GLENWOOD SPRINGS, Colorado - As Mike Mills dropped to the muddy field at Stubler Memorial Field, the football cradled in his arms, myriad thoughts raced through the junior defensive back's mind.
One stood above the rest, though.
"I knew we were going to state now," said Mills, who ran out the clock on a 25-6 win over Canon City in Saturday's 3A state semifinal with an interception. "Nothing can stop us now."
That's right. For the second time in three years, Glenwood Springs is bound for the Class 3A football state championship game. The second-seeded Demons, who won it all back in 2008, will face top-seeded Elizabeth (13-0) at Legacy Stadium in Aurora next Saturday.
"It feels great," junior Cam Avery said. "We're in the state championship. I'm so excited. We're doing it for each other. It's awesome."
On a muddy, mostly brown field in Glenwood Springs, the Demons (12-1) overcame mistakes and put up a flurry of points late to hold off the sixth-seeded Tigers.
Fourth-quarter touchdown runs by quarterback Luke Jacob delivered Glenwood an insurmountable advantage after a tense turn of events in the third quarter.
The Demons took a 12-0 lead on a pair of rushing scores by Drew Halsch - the second coming in the third quarter, but a fourth-down TD pass by Canon City's Max Javernick turned the tide with 3 minutes, 17 seconds left in the third.

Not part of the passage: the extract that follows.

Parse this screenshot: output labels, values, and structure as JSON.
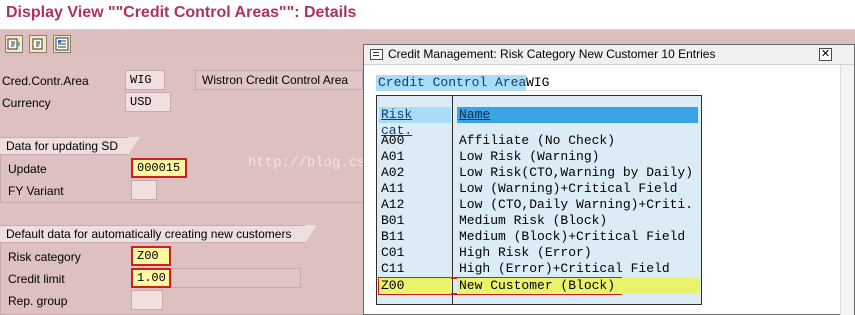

Scrambling to his left on fourth-and-19 from the Glenwood 20-yard line, Javernick somehow escaped sacks by two hard-charging Demons and launched a strike to the corner of the end zone, where Matt Schwindt hauled in a 20-yard TD pass.
A botched snap on the extra-point try - a common occurrence with the day's wretched field conditions - followed and, all of a sudden, the Tigers had cut their deficit to 12-6.
"I thought we were gaining momentum," Javernick said.
But the Demons had an answer. They had an answer for just about everything Canon City threw at them.
A 17-play, 79-yard scoring drive that ate 7:45 of clock followed. Jacob, who finished with a game-best 201 yards on 33 carries, capped the march with a 7-yard TD scramble.
Glenwood's defense followed up by forcing a turnover on downs and then Jacob found the end zone again with 1:32 remaining - this time from 30 yards out.
Jacob, who threw an interception and a lost a fumble earlier in the day, more than redeemed himself down the stretch. And he did it on a slick and unforgiving field.
"Out in Colorado, we're always playing in the mud," said Jacob, whose pants, jersey and skin were caked in, well, mud. "We wanted to do everything. We didn't want to let the weather affect us in any way. We wanted to run, and pass, too. We didn't pass quite as well as we hoped, but the running game picked us up."
The senior quarterback completed just 3 of 11 passes for 58 yards. One of those three completions - a 38-yard strike to a diving Avery - sparked a scoring drive on the Demons' first possession in the third quarter.
Up 12-0, Glenwood had a buffer with which to work the rest of the way. A stingy defense and a ball-control offense took care of the rest.
Like Jacob, Halsch had a lot to do with that ball-control approach. The senior back finished with 119 yards on 23 carries. His TD runs measured 7 and 3 yards.
"We controlled the ball," Demons head coach Rocky Whitworth said. "We controlled the clock. Good things would happen when bad things would happen to us. Even with our turnovers, we seemed to hang in there. The defense played great. We were able to control the ball, which is a crucial thing in this ice rink mud bowl."
Whitworth's Demons turned the ball over three times - their first three giveaways of the postseason. But, like Whitworth said, good things almost always followed.
After Jacob threw an interception in the second quarter, Glenwood got it right back by forcing a turnover on downs. Jacob fumbled on the Demons' next possession, but Mills followed with his first of two interceptions on the afternoon.
Glenwood wasn't as lucky when a third-quarter fumble by Halsch set up Canon City's lone scoring drive.
"I think we missed opportunities a number of times today," Tigers head coach Chris Coppa said. "We certainly did miss our chances. We got some turnovers there early in the game. We just couldn't capitalize offensively."
Javernick finished up with 119 yards and three interceptions on 6-of-22 passing for Canon City, which saw a 9-4 campaign come to a halt. Schwindt hauled in four passes for 91 yards.
"This is a special group of kids," Coppa said. "There are only four other teams in the history of Canon City football that have gone farther than these guys. It's a tremendous accomplishment by these guys."